• _Exercise inputs_:
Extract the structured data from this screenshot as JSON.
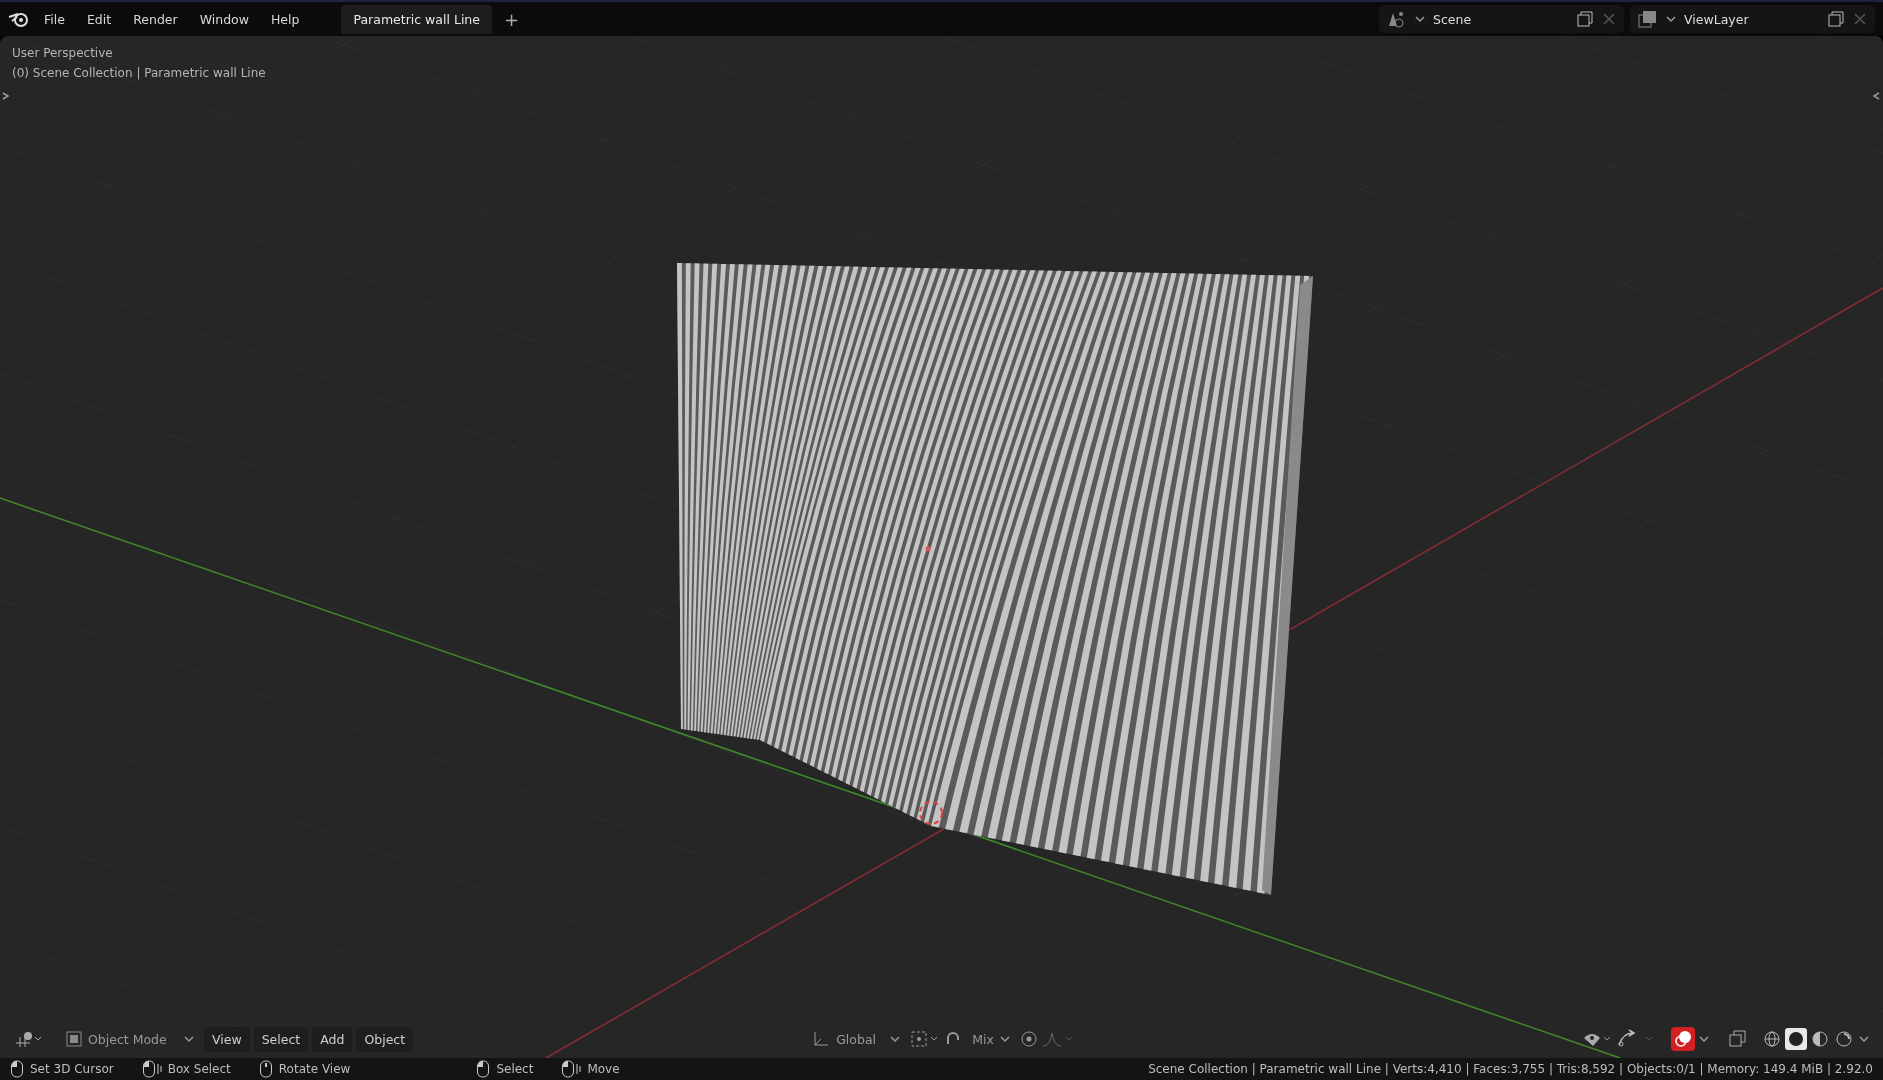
{
  "top_bar": {
    "menus": [
      "File",
      "Edit",
      "Render",
      "Window",
      "Help"
    ],
    "workspace_tabs": [
      {
        "label": "Parametric wall Line",
        "selected": true
      }
    ],
    "add_tab": "+",
    "scene": "Scene",
    "view_layer": "ViewLayer"
  },
  "viewport": {
    "view_name": "User Perspective",
    "collection_info": "(0) Scene Collection | Parametric wall Line"
  },
  "header": {
    "mode": "Object Mode",
    "menus": [
      "View",
      "Select",
      "Add",
      "Object"
    ],
    "transform_orientation": "Global",
    "snap_target": "Mix",
    "overlay_on": true,
    "shading": [
      {
        "kind": "wireframe",
        "selected": false
      },
      {
        "kind": "solid",
        "selected": true
      },
      {
        "kind": "material",
        "selected": false
      },
      {
        "kind": "rendered",
        "selected": false
      }
    ]
  },
  "status_bar": {
    "hints": [
      {
        "label": "Set 3D Cursor",
        "kind": "left-click"
      },
      {
        "label": "Box Select",
        "kind": "left-drag"
      },
      {
        "label": "Rotate View",
        "kind": "middle-click"
      },
      {
        "label": "Select",
        "kind": "left-click"
      },
      {
        "label": "Move",
        "kind": "left-drag"
      }
    ],
    "stats": "Scene Collection | Parametric wall Line | Verts:4,410 | Faces:3,755 | Tris:8,592 | Objects:0/1 | Memory: 149.4 MiB | 2.92.0"
  }
}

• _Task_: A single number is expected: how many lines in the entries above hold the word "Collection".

• _Answer_: 2